The Department of Psychology research also found that when religious people think about death, their religious beliefs appear to strengthen at both conscious and unconscious levels. The researchers believe the findings help explain why religion is such a durable feature of human society.
In three studies, which involved 265 university students in total, religious and nonreligious participants were randomly assigned to "death priming" and control groups. Priming involved asking participants to write about their own death or, in the control condition, about watching TV.
In the first study, researchers found that death-primed religious participants consciously reported greater belief in religious entities than similar participants who had not been death-primed. Non-religious participants who had been primed showed the opposite effect: they reported greater disbelief than their fellow non-religious participants in the control condition.
Study co-author Associate Professor Jamin Halberstadt says these results fit with the theory that fear of death prompts people to defend their own worldview, regardless of whether it is a religious or non-religious one.
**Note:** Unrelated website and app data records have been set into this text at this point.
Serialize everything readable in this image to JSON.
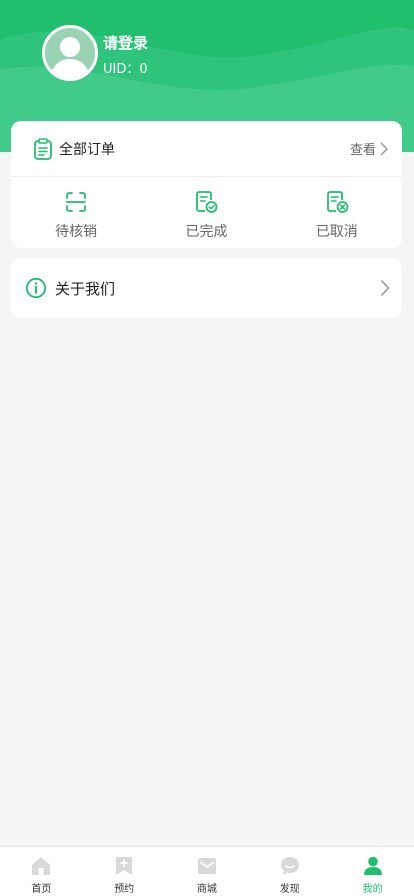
{
  "colors": {
    "brand": "#1fbf6d",
    "background": "#f5f5f5",
    "inactive_icon": "#d9d9d9"
  },
  "profile": {
    "name": "请登录",
    "uid": "UID：0",
    "avatar_icon": "user-silhouette-icon"
  },
  "orders": {
    "title": "全部订单",
    "view_label": "查看",
    "items": [
      {
        "label": "待核销",
        "icon": "scan-icon"
      },
      {
        "label": "已完成",
        "icon": "document-check-icon"
      },
      {
        "label": "已取消",
        "icon": "document-cancel-icon"
      }
    ]
  },
  "about": {
    "label": "关于我们",
    "icon": "info-icon"
  },
  "tabbar": {
    "active": "我的",
    "tabs": [
      {
        "label": "首页",
        "icon": "home-icon"
      },
      {
        "label": "预约",
        "icon": "bookmark-plus-icon"
      },
      {
        "label": "商城",
        "icon": "mail-icon"
      },
      {
        "label": "发现",
        "icon": "chat-icon"
      },
      {
        "label": "我的",
        "icon": "profile-icon"
      }
    ]
  }
}
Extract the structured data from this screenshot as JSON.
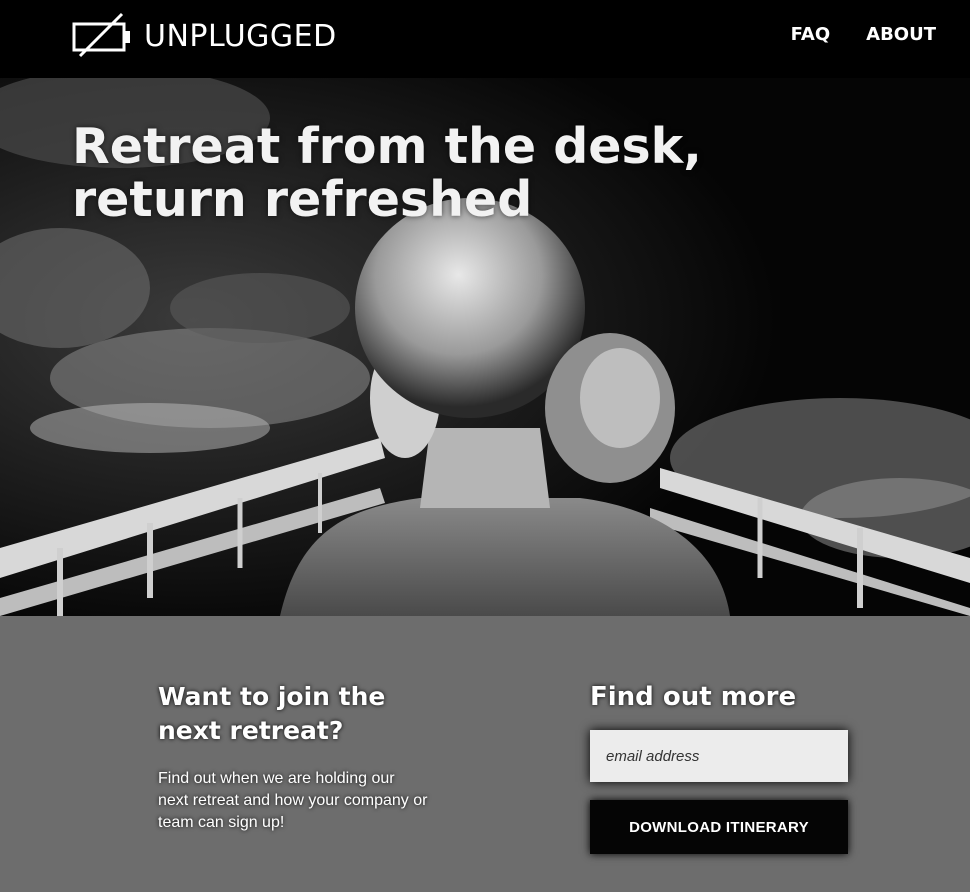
{
  "header": {
    "logo_text": "UNPLUGGED",
    "logo_icon": "battery-empty-icon",
    "nav": [
      {
        "label": "FAQ"
      },
      {
        "label": "ABOUT"
      }
    ]
  },
  "hero": {
    "title": "Retreat from the desk,\nreturn refreshed"
  },
  "join": {
    "title": "Want to join the\nnext retreat?",
    "text": "Find out when we are holding our next retreat and how your company or team can sign up!"
  },
  "more": {
    "title": "Find out more",
    "email_placeholder": "email address",
    "button_label": "DOWNLOAD ITINERARY"
  }
}
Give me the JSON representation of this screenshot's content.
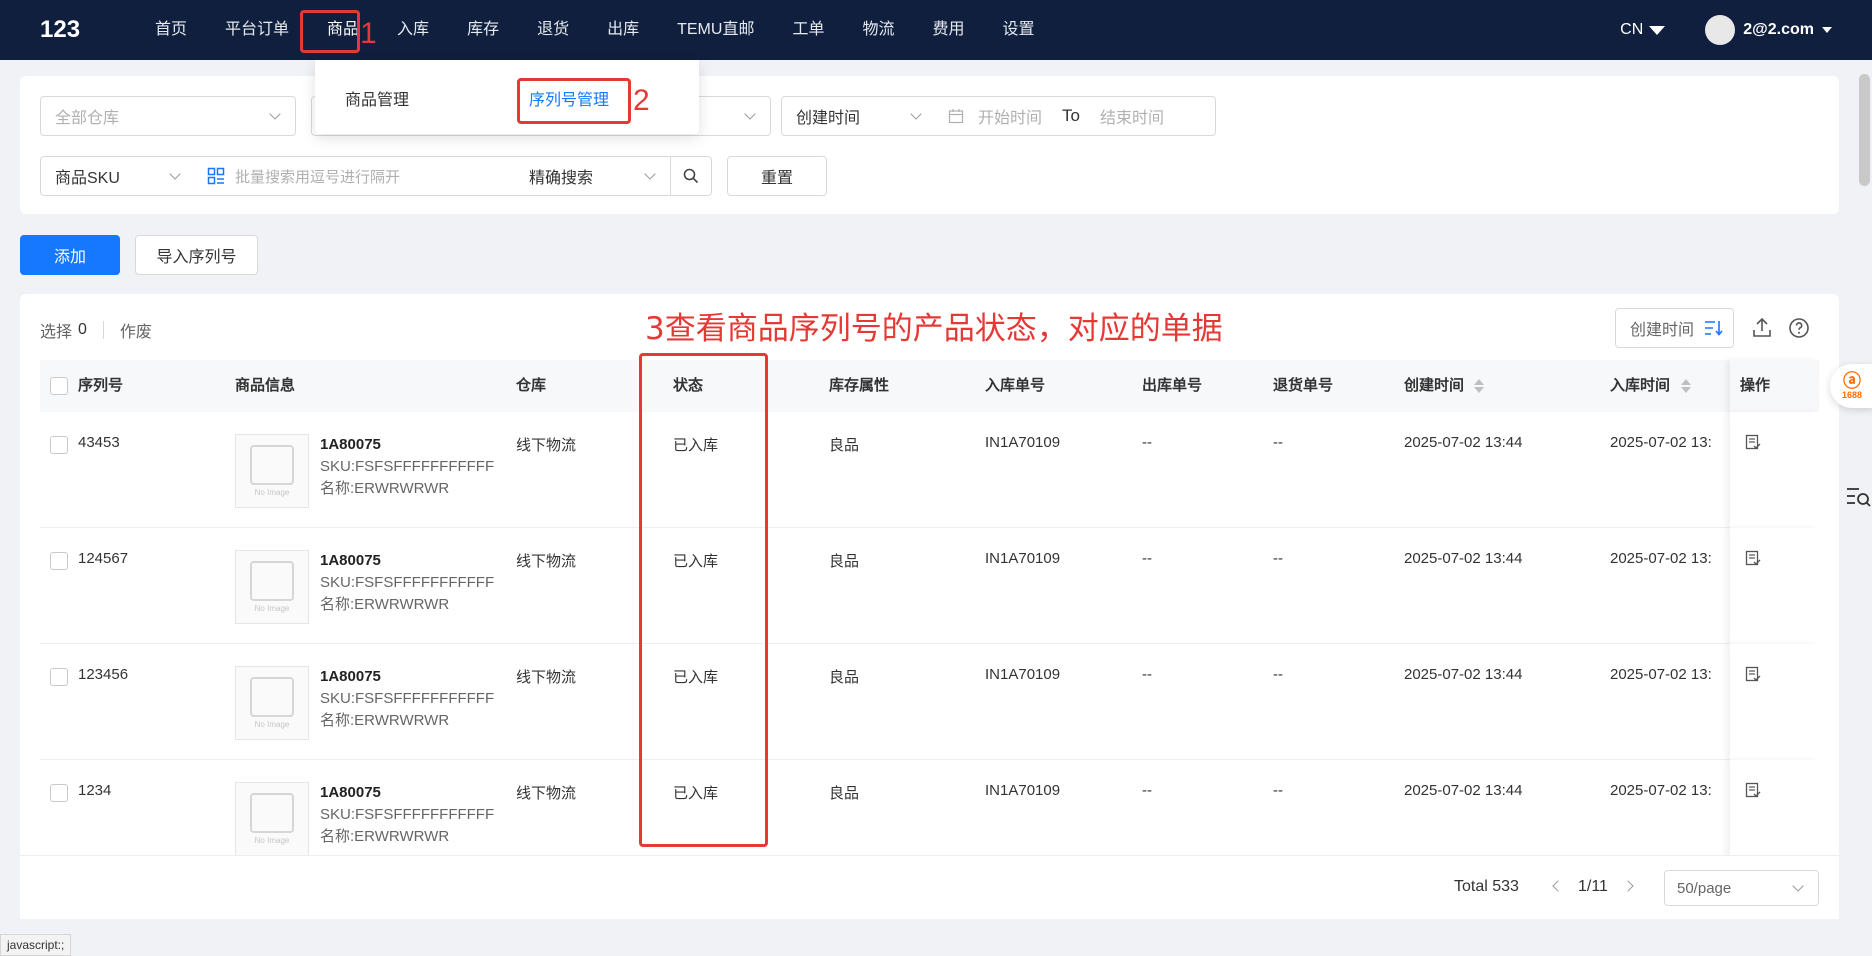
{
  "nav": {
    "logo": "123",
    "items": [
      "首页",
      "平台订单",
      "商品",
      "入库",
      "库存",
      "退货",
      "出库",
      "TEMU直邮",
      "工单",
      "物流",
      "费用",
      "设置"
    ],
    "lang": "CN",
    "user": "2@2.com"
  },
  "dropdown": {
    "items": [
      "商品管理",
      "序列号管理"
    ]
  },
  "annotations": {
    "n1": "1",
    "n2": "2",
    "note3": "3查看商品序列号的产品状态，对应的单据"
  },
  "filters": {
    "warehouse_placeholder": "全部仓库",
    "time_type": "创建时间",
    "start_placeholder": "开始时间",
    "to": "To",
    "end_placeholder": "结束时间",
    "search_field": "商品SKU",
    "search_placeholder": "批量搜索用逗号进行隔开",
    "match_mode": "精确搜索",
    "reset": "重置"
  },
  "actions": {
    "add": "添加",
    "import": "导入序列号"
  },
  "table": {
    "selected_label": "选择",
    "selected_count": "0",
    "void_label": "作废",
    "sort_label": "创建时间",
    "columns": [
      "序列号",
      "商品信息",
      "仓库",
      "状态",
      "库存属性",
      "入库单号",
      "出库单号",
      "退货单号",
      "创建时间",
      "入库时间",
      "操作"
    ],
    "rows": [
      {
        "serial": "43453",
        "code": "1A80075",
        "sku": "SKU:FSFSFFFFFFFFFFF",
        "name": "名称:ERWRWRWR",
        "warehouse": "线下物流",
        "status": "已入库",
        "attr": "良品",
        "inbound": "IN1A70109",
        "outbound": "--",
        "returns": "--",
        "created": "2025-07-02 13:44",
        "intime": "2025-07-02 13:"
      },
      {
        "serial": "124567",
        "code": "1A80075",
        "sku": "SKU:FSFSFFFFFFFFFFF",
        "name": "名称:ERWRWRWR",
        "warehouse": "线下物流",
        "status": "已入库",
        "attr": "良品",
        "inbound": "IN1A70109",
        "outbound": "--",
        "returns": "--",
        "created": "2025-07-02 13:44",
        "intime": "2025-07-02 13:"
      },
      {
        "serial": "123456",
        "code": "1A80075",
        "sku": "SKU:FSFSFFFFFFFFFFF",
        "name": "名称:ERWRWRWR",
        "warehouse": "线下物流",
        "status": "已入库",
        "attr": "良品",
        "inbound": "IN1A70109",
        "outbound": "--",
        "returns": "--",
        "created": "2025-07-02 13:44",
        "intime": "2025-07-02 13:"
      },
      {
        "serial": "1234",
        "code": "1A80075",
        "sku": "SKU:FSFSFFFFFFFFFFF",
        "name": "名称:ERWRWRWR",
        "warehouse": "线下物流",
        "status": "已入库",
        "attr": "良品",
        "inbound": "IN1A70109",
        "outbound": "--",
        "returns": "--",
        "created": "2025-07-02 13:44",
        "intime": "2025-07-02 13:"
      }
    ],
    "no_image": "No Image"
  },
  "pager": {
    "total": "Total 533",
    "page": "1/11",
    "size": "50/page"
  },
  "widget": {
    "brand": "1688"
  },
  "statusbar": "javascript:;"
}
"However, when we studied people's unconscious beliefs in the two later experiments, a different picture emerged. While death-priming made religious participants more certain about the reality of religious entities, non-religious participants showed less confidence in their disbelief," Associate Professor Halberstadt says.